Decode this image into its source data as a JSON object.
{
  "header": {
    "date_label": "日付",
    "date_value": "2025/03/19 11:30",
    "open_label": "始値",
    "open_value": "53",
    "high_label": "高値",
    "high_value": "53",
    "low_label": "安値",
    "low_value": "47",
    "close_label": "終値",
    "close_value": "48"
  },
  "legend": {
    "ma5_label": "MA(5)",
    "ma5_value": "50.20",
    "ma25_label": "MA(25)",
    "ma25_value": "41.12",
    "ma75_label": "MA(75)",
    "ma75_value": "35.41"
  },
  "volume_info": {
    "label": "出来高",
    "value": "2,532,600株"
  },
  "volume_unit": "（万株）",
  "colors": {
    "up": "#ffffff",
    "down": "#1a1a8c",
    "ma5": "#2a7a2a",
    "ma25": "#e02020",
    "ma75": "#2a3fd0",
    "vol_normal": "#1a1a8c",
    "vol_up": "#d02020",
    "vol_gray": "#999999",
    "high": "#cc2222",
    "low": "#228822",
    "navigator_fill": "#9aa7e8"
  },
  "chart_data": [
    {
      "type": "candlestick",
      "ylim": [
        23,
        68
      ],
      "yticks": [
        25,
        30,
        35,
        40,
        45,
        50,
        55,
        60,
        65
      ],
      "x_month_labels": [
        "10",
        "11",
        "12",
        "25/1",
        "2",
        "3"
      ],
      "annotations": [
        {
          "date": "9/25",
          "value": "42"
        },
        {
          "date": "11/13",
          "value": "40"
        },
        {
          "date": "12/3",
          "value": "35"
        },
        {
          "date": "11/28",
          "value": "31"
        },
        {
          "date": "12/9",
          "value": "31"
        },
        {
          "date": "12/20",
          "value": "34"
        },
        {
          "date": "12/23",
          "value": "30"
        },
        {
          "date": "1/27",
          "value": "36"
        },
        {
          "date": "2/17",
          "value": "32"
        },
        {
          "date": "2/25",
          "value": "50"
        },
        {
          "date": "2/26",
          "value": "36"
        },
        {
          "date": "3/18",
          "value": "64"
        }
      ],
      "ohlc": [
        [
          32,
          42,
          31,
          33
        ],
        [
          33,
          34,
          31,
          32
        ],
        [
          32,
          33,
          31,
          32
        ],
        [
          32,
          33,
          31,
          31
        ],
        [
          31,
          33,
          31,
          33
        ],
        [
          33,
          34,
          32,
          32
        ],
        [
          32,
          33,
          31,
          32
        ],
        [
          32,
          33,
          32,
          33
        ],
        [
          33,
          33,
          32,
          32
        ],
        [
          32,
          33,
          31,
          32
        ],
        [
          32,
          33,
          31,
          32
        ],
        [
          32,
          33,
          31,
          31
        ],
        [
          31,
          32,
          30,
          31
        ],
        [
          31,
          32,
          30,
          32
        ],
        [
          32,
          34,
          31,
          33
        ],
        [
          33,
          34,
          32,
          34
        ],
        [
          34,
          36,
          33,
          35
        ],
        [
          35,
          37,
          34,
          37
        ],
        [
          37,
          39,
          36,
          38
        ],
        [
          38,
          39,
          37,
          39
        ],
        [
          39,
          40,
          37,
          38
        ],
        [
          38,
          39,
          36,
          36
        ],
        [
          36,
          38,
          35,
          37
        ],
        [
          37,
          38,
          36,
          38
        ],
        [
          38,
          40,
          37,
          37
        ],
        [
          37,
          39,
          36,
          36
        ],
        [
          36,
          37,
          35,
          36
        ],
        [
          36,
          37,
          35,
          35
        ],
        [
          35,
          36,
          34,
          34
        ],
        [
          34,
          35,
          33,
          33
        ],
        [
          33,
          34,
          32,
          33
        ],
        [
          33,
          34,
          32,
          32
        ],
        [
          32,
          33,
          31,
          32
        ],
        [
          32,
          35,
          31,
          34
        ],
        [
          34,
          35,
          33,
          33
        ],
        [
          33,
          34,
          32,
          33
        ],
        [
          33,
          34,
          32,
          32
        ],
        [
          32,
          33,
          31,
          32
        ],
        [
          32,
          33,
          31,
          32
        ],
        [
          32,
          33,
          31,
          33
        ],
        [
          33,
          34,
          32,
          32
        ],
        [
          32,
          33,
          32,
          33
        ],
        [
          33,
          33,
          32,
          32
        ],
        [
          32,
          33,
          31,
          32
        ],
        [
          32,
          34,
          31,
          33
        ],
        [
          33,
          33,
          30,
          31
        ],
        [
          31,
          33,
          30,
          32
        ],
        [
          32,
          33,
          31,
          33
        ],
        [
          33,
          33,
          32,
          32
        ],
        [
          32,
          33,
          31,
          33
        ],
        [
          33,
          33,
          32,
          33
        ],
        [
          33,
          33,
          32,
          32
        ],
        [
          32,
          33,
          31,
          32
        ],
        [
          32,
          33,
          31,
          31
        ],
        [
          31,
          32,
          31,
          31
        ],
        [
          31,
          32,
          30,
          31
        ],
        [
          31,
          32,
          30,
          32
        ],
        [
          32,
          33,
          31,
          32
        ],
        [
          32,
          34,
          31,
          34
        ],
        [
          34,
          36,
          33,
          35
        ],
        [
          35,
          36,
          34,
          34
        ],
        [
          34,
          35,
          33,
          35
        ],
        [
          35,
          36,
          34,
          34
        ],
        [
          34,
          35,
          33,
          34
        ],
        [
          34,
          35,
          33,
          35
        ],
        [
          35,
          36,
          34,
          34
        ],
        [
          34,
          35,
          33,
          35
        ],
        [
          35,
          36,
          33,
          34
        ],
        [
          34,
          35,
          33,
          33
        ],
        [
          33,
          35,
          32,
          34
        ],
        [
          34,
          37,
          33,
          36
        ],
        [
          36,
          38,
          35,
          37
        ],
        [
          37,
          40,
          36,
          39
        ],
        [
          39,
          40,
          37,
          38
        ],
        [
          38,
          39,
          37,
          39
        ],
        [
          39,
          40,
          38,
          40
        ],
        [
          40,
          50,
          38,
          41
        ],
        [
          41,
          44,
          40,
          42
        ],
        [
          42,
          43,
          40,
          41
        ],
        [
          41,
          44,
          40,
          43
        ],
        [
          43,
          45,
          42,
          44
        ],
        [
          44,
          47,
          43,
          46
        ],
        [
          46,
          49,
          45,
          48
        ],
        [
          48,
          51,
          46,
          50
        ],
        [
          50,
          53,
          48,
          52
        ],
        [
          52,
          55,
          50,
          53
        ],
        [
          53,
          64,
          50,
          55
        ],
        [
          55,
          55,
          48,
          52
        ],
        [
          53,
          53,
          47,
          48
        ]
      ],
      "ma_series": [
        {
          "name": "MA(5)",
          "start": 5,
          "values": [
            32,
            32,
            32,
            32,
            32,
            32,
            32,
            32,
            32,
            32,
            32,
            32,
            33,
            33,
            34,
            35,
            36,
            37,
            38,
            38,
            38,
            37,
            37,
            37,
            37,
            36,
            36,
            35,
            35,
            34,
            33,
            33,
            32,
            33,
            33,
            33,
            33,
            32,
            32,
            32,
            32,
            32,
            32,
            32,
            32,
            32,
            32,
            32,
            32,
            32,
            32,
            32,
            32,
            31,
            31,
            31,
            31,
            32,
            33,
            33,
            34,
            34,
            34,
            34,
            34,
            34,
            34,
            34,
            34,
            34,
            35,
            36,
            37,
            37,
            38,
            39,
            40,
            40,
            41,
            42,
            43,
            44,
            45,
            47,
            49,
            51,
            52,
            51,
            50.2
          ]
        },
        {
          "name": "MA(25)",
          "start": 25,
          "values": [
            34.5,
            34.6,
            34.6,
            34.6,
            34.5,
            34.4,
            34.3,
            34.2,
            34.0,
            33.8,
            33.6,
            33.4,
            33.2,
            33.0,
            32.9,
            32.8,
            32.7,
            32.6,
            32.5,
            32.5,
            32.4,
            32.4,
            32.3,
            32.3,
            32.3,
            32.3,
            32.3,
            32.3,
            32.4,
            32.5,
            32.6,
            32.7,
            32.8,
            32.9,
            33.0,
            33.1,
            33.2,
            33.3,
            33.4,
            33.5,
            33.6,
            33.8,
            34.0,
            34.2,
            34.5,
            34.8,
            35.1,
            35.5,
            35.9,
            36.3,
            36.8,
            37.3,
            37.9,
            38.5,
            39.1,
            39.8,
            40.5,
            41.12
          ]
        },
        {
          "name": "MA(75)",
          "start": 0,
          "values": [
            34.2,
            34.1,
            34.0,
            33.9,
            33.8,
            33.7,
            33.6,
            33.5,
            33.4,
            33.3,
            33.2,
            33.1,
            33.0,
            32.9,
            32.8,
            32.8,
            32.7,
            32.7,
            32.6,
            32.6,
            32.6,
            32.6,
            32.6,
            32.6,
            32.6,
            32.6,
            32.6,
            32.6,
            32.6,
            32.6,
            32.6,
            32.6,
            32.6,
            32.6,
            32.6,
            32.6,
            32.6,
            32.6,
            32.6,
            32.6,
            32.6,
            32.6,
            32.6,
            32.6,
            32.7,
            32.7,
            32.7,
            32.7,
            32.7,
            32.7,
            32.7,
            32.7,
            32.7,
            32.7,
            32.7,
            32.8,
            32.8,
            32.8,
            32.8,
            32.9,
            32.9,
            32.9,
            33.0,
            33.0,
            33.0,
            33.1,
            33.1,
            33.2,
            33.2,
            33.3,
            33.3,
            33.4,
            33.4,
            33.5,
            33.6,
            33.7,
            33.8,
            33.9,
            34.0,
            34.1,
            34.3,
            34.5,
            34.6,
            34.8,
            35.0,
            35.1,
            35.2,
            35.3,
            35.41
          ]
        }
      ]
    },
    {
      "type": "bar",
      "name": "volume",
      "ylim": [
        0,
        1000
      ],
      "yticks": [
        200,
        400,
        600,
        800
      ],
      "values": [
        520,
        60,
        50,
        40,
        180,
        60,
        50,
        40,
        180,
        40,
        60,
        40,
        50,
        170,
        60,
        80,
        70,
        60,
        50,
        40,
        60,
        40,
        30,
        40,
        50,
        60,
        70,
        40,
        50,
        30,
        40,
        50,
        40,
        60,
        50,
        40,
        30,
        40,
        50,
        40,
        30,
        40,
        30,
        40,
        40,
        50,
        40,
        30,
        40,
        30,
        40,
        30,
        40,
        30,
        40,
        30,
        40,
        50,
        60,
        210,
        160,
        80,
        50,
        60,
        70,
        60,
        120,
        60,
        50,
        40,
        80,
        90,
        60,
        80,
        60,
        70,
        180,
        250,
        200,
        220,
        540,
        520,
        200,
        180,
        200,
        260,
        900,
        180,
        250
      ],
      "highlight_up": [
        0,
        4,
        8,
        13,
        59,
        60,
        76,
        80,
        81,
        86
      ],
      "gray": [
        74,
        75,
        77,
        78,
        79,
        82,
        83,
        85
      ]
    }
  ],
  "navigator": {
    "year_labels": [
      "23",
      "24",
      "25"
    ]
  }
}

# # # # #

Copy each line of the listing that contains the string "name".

          "name": "MA(5)",
          "name": "MA(25)",
          "name": "MA(75)",
      "name": "volume",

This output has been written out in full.